There's a quaint wintry feeling to Vishal Bharadwaj's new film that comes not from knowing-it-all about filmmaking (and god knows, after 'Maqbool' and 'Omkara', he is qualified enough to strut around as a know-all) but from entering the dark tunnel of non-knowing, to explore an uncharted territory and emerge into a light that's illuminating and un-experienced.
This is the spirit in which Bharadwaj in his new film enters the world of the child Biniya, played by Shreya Sharma who is as brilliant as Shweta Prasad was in his other film about the unpredictable fantasy world of the young in 'Makdee'. 'The Blue Umbrella' is about the world of the young but not a film about children at all.
What is 'The Blue Umbrella' about - a fragile fable, a deep exploration of the relationship between fantasy and childhood or a treatise on the bonding sometimes bordering on interchangeable between the very young and the very old?
'Blue Umbrella' is all of that, plus a lot more.
The film's delicately perched theme and baby-soft mood, largely brought on by the mellow and cold textures of Dalhousie's hilly climate, are bolstered by some genuinely lucid, near-lyrical photography by Sachin Kumar Krishnan.
To see the little girl romping in the rain-soaked valleys with her newly acquired blue umbrella is a sight reminiscent of images out of Vittorio de Sica or Satyajit Ray's early works.
The director isn't blown away by the visual and lyrical powers bequeathed to him by a team and theme that create a dreamscape out of the muted mellow resources of Ruskin Bond's novella.
Through sharply drawn vignettes and a razor-acute humour, Bharadwaj builds up a gradual momentum in the narration as the umbrella becomes a stalking point between little Biniya and the village crank Nandkishore Khatri (Pankaj Kapur) who covets the girl's umbrella and finally disgraces himself by stealing it.
The frail and tender film's finest moments come towards the end when the old man is ridiculed and ostracised by the village for his ostensibly petty theft.
Pankaj brings a magnificent yet mirthful eloquence to his crabby greedy old man's role.
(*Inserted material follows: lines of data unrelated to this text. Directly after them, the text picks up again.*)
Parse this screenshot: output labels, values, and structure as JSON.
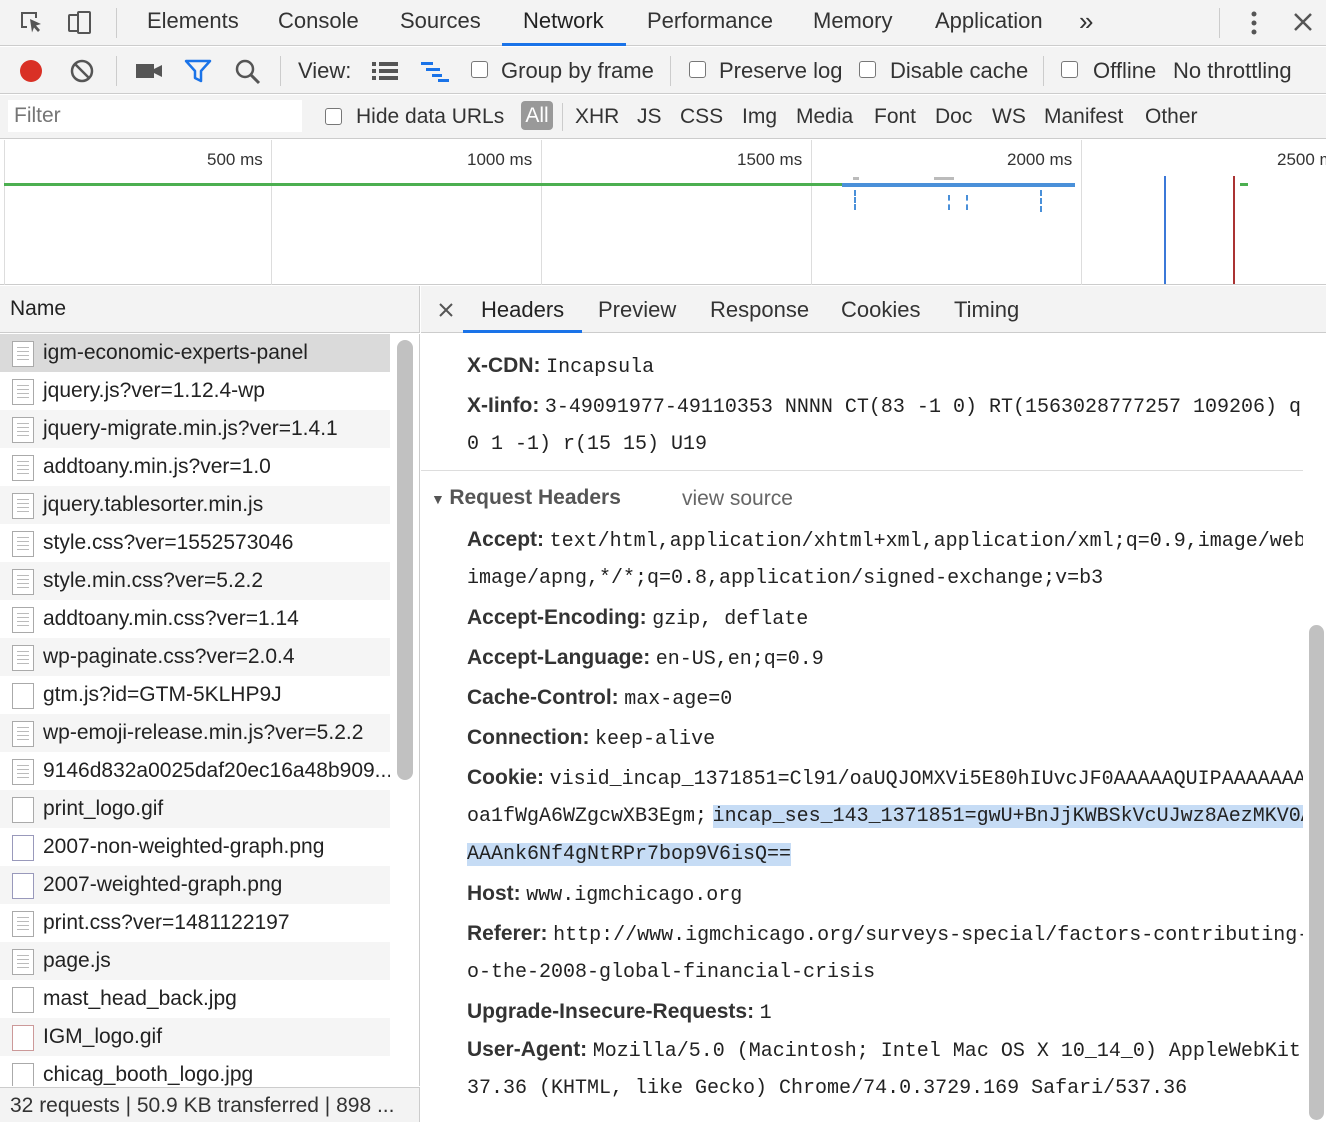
{
  "tabs": {
    "elements": "Elements",
    "console": "Console",
    "sources": "Sources",
    "network": "Network",
    "performance": "Performance",
    "memory": "Memory",
    "application": "Application"
  },
  "toolbar": {
    "view_label": "View:",
    "group_by_frame": "Group by frame",
    "preserve_log": "Preserve log",
    "disable_cache": "Disable cache",
    "offline": "Offline",
    "throttling": "No throttling"
  },
  "filterbar": {
    "placeholder": "Filter",
    "hide_data_urls": "Hide data URLs",
    "types": [
      "All",
      "XHR",
      "JS",
      "CSS",
      "Img",
      "Media",
      "Font",
      "Doc",
      "WS",
      "Manifest",
      "Other"
    ]
  },
  "overview": {
    "ticks": [
      "500 ms",
      "1000 ms",
      "1500 ms",
      "2000 ms",
      "2500 ms"
    ]
  },
  "requests": {
    "header": "Name",
    "items": [
      "igm-economic-experts-panel",
      "jquery.js?ver=1.12.4-wp",
      "jquery-migrate.min.js?ver=1.4.1",
      "addtoany.min.js?ver=1.0",
      "jquery.tablesorter.min.js",
      "style.css?ver=1552573046",
      "style.min.css?ver=5.2.2",
      "addtoany.min.css?ver=1.14",
      "wp-paginate.css?ver=2.0.4",
      "gtm.js?id=GTM-5KLHP9J",
      "wp-emoji-release.min.js?ver=5.2.2",
      "9146d832a0025daf20ec16a48b909...",
      "print_logo.gif",
      "2007-non-weighted-graph.png",
      "2007-weighted-graph.png",
      "print.css?ver=1481122197",
      "page.js",
      "mast_head_back.jpg",
      "IGM_logo.gif",
      "chicag_booth_logo.jpg"
    ],
    "status": "32 requests | 50.9 KB transferred | 898 ..."
  },
  "detail_tabs": {
    "headers": "Headers",
    "preview": "Preview",
    "response": "Response",
    "cookies": "Cookies",
    "timing": "Timing"
  },
  "response_headers": {
    "x_cdn_key": "X-CDN:",
    "x_cdn_val": "Incapsula",
    "x_iinfo_key": "X-Iinfo:",
    "x_iinfo_val1": "3-49091977-49110353 NNNN CT(83 -1 0) RT(1563028777257 109206) q",
    "x_iinfo_val2": "0 1 -1) r(15 15) U19"
  },
  "request_headers": {
    "title": "Request Headers",
    "view_source": "view source",
    "accept_key": "Accept:",
    "accept_val1": "text/html,application/xhtml+xml,application/xml;q=0.9,image/web",
    "accept_val2": "image/apng,*/*;q=0.8,application/signed-exchange;v=b3",
    "accept_encoding_key": "Accept-Encoding:",
    "accept_encoding_val": "gzip, deflate",
    "accept_language_key": "Accept-Language:",
    "accept_language_val": "en-US,en;q=0.9",
    "cache_control_key": "Cache-Control:",
    "cache_control_val": "max-age=0",
    "connection_key": "Connection:",
    "connection_val": "keep-alive",
    "cookie_key": "Cookie:",
    "cookie_val1": "visid_incap_1371851=Cl91/oaUQJOMXVi5E80hIUvcJF0AAAAAQUIPAAAAAAA",
    "cookie_val2a": "oa1fWgA6WZgcwXB3Egm;",
    "cookie_val2b": "incap_ses_143_1371851=gwU+BnJjKWBSkVcUJwz8AezMKV0A",
    "cookie_val3": "AAAnk6Nf4gNtRPr7bop9V6isQ==",
    "host_key": "Host:",
    "host_val": "www.igmchicago.org",
    "referer_key": "Referer:",
    "referer_val1": "http://www.igmchicago.org/surveys-special/factors-contributing-",
    "referer_val2": "o-the-2008-global-financial-crisis",
    "upgrade_key": "Upgrade-Insecure-Requests:",
    "upgrade_val": "1",
    "user_agent_key": "User-Agent:",
    "user_agent_val1": "Mozilla/5.0 (Macintosh; Intel Mac OS X 10_14_0) AppleWebKit",
    "user_agent_val2": "37.36 (KHTML, like Gecko) Chrome/74.0.3729.169 Safari/537.36"
  },
  "colors": {
    "record": "#d93025",
    "accent": "#1a73e8",
    "selection": "#c6dcf5",
    "timeline_green": "#4caf50",
    "timeline_blue": "#4a90d9"
  }
}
It's hard to imagine 'The Blue Umbrella' working without his presence. The actor vanishes into the umbrella-thief's role with the stealth of a well-oiled thief stealing into a room filled with priceless treasures.
And what a booty Pankaj and Bharadwaj emerge with! Don't let the intimate smallness of the presentation lull you into believing this to be minor film.
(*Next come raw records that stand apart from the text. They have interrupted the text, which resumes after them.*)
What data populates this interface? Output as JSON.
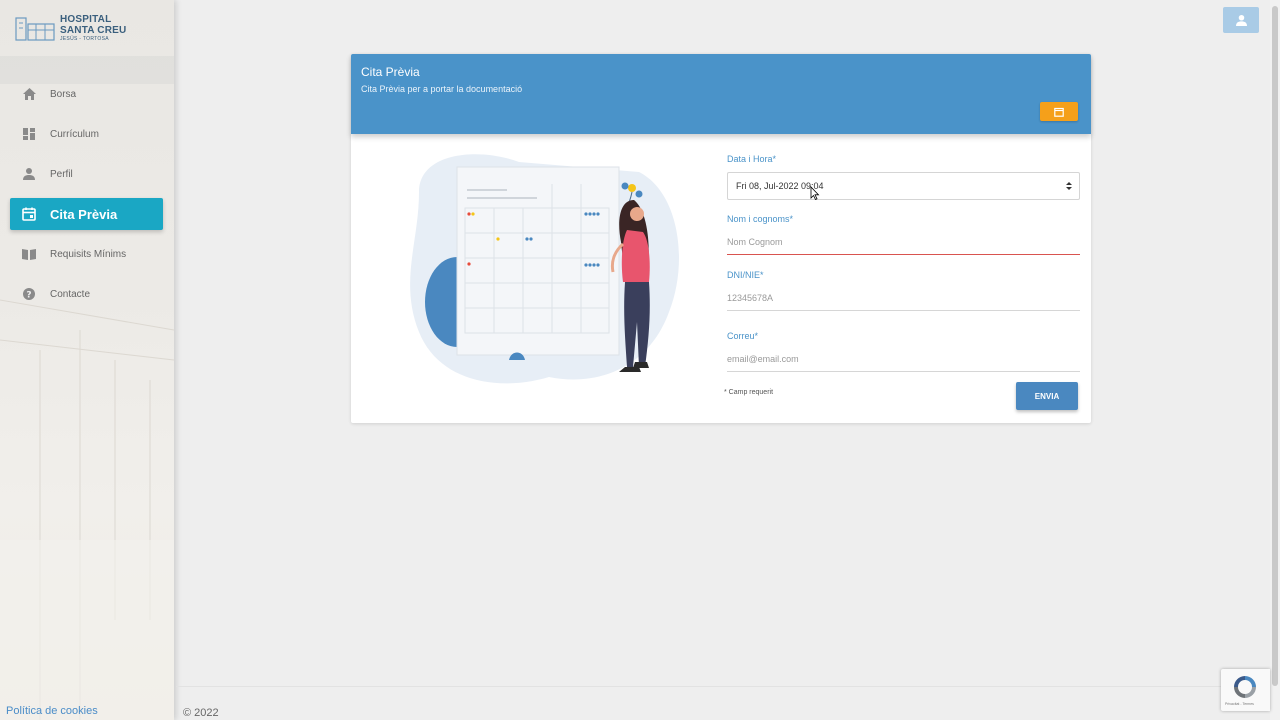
{
  "logo": {
    "line1": "HOSPITAL",
    "line2": "SANTA CREU",
    "line3": "JESÚS - TORTOSA"
  },
  "nav": {
    "items": [
      {
        "label": "Borsa",
        "icon": "home-icon"
      },
      {
        "label": "Currículum",
        "icon": "dashboard-icon"
      },
      {
        "label": "Perfil",
        "icon": "person-icon"
      },
      {
        "label": "Cita Prèvia",
        "icon": "calendar-icon",
        "active": true
      },
      {
        "label": "Requisits Mínims",
        "icon": "book-icon"
      },
      {
        "label": "Contacte",
        "icon": "help-icon"
      }
    ]
  },
  "footer": {
    "cookies": "Política de cookies",
    "copyright": "© 2022"
  },
  "card": {
    "title": "Cita Prèvia",
    "subtitle": "Cita Prèvia per a portar la documentació",
    "calendar_button_icon": "calendar-icon"
  },
  "form": {
    "datetime_label": "Data i Hora*",
    "datetime_value": "Fri 08, Jul-2022 09:04",
    "name_label": "Nom i cognoms*",
    "name_placeholder": "Nom Cognom",
    "dni_label": "DNI/NIE*",
    "dni_placeholder": "12345678A",
    "email_label": "Correu*",
    "email_placeholder": "email@email.com",
    "required_note": "* Camp requerit",
    "submit_label": "ENVIA"
  },
  "recaptcha": {
    "text": "Privacitat - Termes"
  },
  "colors": {
    "header_blue": "#4a93c9",
    "active_nav": "#1aa7c4",
    "accent_orange": "#f5a01a",
    "error_red": "#d9534f"
  }
}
'The Blue Umbrella' talks of layers upon layer of existential dilemma. It goes into areas of human foibles where the camera generally has no access. We see the old man's startling solitude in the snow-capped landscape with the fearful clarity of life looking at death.
The film's most treasured sequence is the one where the little girl returns to Khatri's deserted tea stall - humours him by buying stuff and then quietly leaves the tell tale umbrella on his counter.
Here, more than anywhere else in the richly tapestried story of hankering and pain, the umbrella, blue or otherwise, emerges as a metaphor for dreams... pursued, found and fugitive.
There's an enigmatic silence enveloping the heart of this peculiar tale, a silence that's as hard to pierce, as it is to define.
But the tone of timelessness is heard all through. You can't miss being under this 'Umbrella' without missing out on a vital point on the raison d'etre of cinema.
This film had to be made because the story of the old man, the little girl and the umbrella that bonds them waited to be told by a raconteur who could capture the wispy mood of the plot without losing the gossamer threads that bind human emotions to a much larger truth than visible to the camera's eye.